Estuaries, which are among the most productive natural systems on earth, provide an array of human welfare benefits if well managed. Non-market valuation (NMV) is considered a powerful tool, which can contribute to informed policies for estuarine management. More than 30 year of research valuing estuaries around the world does not appear to have had a major impact on estuarine management. Published examples of policy applications using estimates from these studies, are rare, leading to the question whether the effort and money spent on this research has been useful and worth the cost.
Despite raising public awareness of the importance of estuaries, NMV should play a wider and more influential role in estuarine management. Our research assumes there is a gap between economic studies and their use in policy decisions. We identify the gap, address the size of the gap, and reasons for it. Our research also seeks to understand the reasons why these values are not used more in the decision making process.
In this paper, we review current literature, and report on a survey of key personnel from two US agencies, NOAA and EPA, that oversee estuaries and sanctuaries, and we will summarize their observations regarding why there is a gap. As an emerging field for many around the world, NMV is receiving increasing attention in China where estuarine resources are threatened by a multitude of human activities. We explore how and whether China can draw lessons from the US cases we have studied and what benefits China can expect from doing NMV studies and encouraging their results be used in Chinese estuarine management.

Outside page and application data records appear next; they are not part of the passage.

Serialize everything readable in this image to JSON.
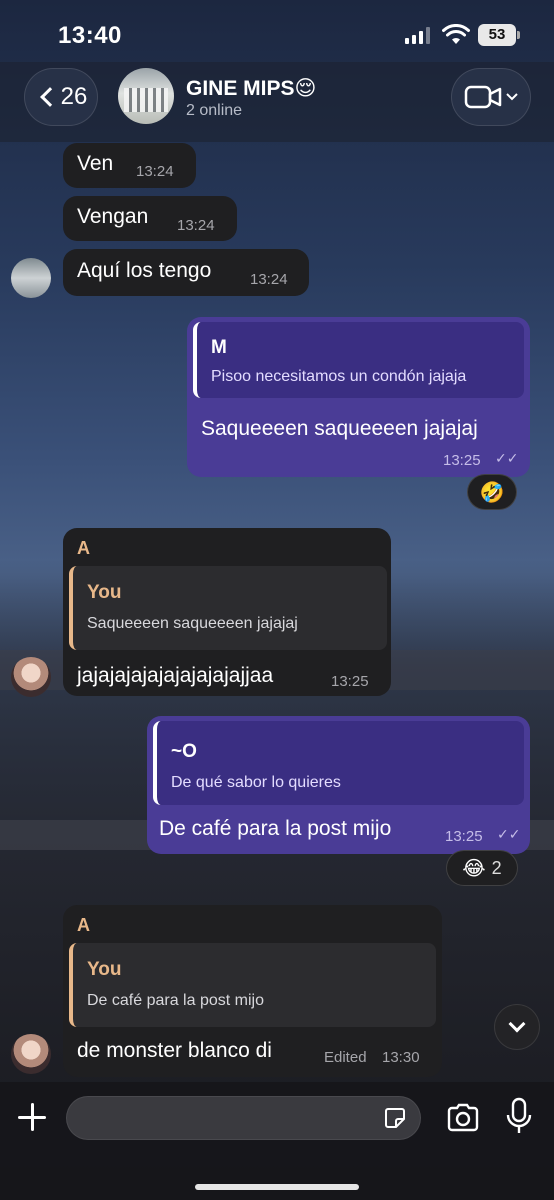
{
  "status_bar": {
    "time": "13:40",
    "battery": "53"
  },
  "header": {
    "back_count": "26",
    "title": "GINE MIPS😌",
    "subtitle": "2 online",
    "icons": {
      "back": "chevron-left-icon",
      "video": "video-camera-icon"
    }
  },
  "messages": [
    {
      "direction": "in",
      "text": "Ven",
      "time": "13:24"
    },
    {
      "direction": "in",
      "text": "Vengan",
      "time": "13:24"
    },
    {
      "direction": "in",
      "text": "Aquí los tengo",
      "time": "13:24"
    },
    {
      "direction": "out",
      "quote_name": "M",
      "quote_text": "Pisoo necesitamos un condón jajaja",
      "text": "Saqueeeen saqueeeen jajajaj",
      "time": "13:25",
      "reaction": "🤣"
    },
    {
      "direction": "in",
      "sender": "A",
      "quote_name": "You",
      "quote_text": "Saqueeeen saqueeeen jajajaj",
      "text": "jajajajajajajajajajajjaa",
      "time": "13:25"
    },
    {
      "direction": "out",
      "quote_name": "~O",
      "quote_text": "De qué sabor lo quieres",
      "text": "De café para la post mijo",
      "time": "13:25",
      "reaction": "😂",
      "reaction_count": "2"
    },
    {
      "direction": "in",
      "sender": "A",
      "quote_name": "You",
      "quote_text": "De café para la post mijo",
      "text": "de monster blanco di",
      "edited_label": "Edited",
      "time": "13:30"
    }
  ],
  "composer": {
    "placeholder": "",
    "icons": {
      "attach": "plus-icon",
      "sticker": "sticker-icon",
      "camera": "camera-icon",
      "mic": "microphone-icon"
    }
  },
  "colors": {
    "outgoing_bubble": "#4a3c96",
    "incoming_bubble": "#1f1f21",
    "sender_name": "#e8b88a"
  }
}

Kildow, Judith T. Dr and Guo, Jing, "The Gap between Science and Policy: Assessing the Use of Nonmarket Valuation in Estuarine Management" (2014). Working Papers. 2.